The lockdown has had significant impact on the residential housing market. Property transactions in April decreased by 53% compared to the year before. This can mainly be caused by restricted viewing and employment uncertainty. The mortgage market has further exhibited recent shrinking as more repayments are made than new lending secured. This was last experienced when the market shrunk in 2009.

Figure 4 – Repayments and new lending by households
[Source: BoE]

Savings and credit

Mortgage rates are dependent on the loan-to-value (LTV) ratio and that is linked to the down payment that households can afford for a property, and therefore the amount they have been able to save.

The lockdown has severely impacted consumer spending, as people were restricted in transport, entertainment and holidays. A recent Barclays report indicates that consumer spending was down by 26.7% compared to a year ago. As a result, people have been increasingly paying off outstanding credit and increased their saving rates.

Figure 5 shows monthly money flows with banks and building societies by households, private non-financial corporations (PNFCs) and intermediate other financial corporations (OFCs).

Households have saved record amounts in April, May and June. In addition to that, household credit has been reduced on average. The question is if this money will all be spent in the following months now that restrictions are being relaxed.

Figure 5 – Monthly savings by households, PNFCs and OFCs
[Source: BoE]

Conclusion

The UK is currently at a stage where it can start to rebuild the economy. The easing of the lockdown restrictions has allowed restaurants and pubs to open up again, which should reduce the number of people on furlough and incentivise consumer spending.

The uncertainty in employment and the ability to work from home has undoubtedly impacted the housing market, resulting in a decline in housing prices over the past four months.

The development of certain macro-economic variables should provide valuable insight into how the housing market will recover.
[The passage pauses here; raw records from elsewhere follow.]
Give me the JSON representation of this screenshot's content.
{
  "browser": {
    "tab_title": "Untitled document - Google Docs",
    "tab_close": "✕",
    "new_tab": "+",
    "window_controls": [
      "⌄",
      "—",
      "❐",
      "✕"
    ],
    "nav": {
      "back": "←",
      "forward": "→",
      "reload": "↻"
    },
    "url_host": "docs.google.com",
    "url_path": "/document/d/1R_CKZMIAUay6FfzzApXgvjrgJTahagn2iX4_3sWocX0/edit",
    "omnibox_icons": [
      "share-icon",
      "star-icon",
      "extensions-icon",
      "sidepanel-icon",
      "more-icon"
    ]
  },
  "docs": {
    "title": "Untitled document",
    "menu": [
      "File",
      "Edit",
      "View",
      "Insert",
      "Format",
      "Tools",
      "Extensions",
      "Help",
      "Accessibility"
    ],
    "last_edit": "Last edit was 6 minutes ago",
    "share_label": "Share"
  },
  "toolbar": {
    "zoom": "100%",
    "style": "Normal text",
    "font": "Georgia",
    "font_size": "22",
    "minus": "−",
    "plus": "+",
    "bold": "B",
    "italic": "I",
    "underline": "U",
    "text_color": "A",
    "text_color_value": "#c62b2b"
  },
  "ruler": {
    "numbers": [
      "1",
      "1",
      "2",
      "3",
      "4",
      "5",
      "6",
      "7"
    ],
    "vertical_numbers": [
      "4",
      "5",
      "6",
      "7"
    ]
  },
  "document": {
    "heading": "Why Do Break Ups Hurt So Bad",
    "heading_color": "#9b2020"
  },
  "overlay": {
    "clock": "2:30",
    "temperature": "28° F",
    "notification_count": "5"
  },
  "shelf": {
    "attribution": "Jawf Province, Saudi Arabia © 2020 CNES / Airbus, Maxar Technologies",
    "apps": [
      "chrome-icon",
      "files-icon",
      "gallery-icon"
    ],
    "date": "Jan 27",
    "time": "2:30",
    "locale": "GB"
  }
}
Changes in income have historically been correlated to changes in the housing market and people should therefore focus on how the GDP and employment statistics will develop in the months to come.

Even though there were many downfalls to the lockdown, there are many opportunities for PropTech companies to generate new traction in the housing market.

Covid-19 has presented an opportunity for innovation in the PropTech industry, with companies like Matterport enabling an immersive 3D experience for digital property viewings. Moreover, there are smart brokerage platforms, such as Purple Bricks, that can provide virtual valuations as well.

Aside from uncertainty that people have about their jobs, the conditions for taking a mortgage and buying a house have improved considerably during the lockdown. Bank rates have decreased, private savings have increased, and there is no stamp duty to be paid in the coming 6 months. If the economy recovers well, this could present a favorable juncture for people to enter the housing market.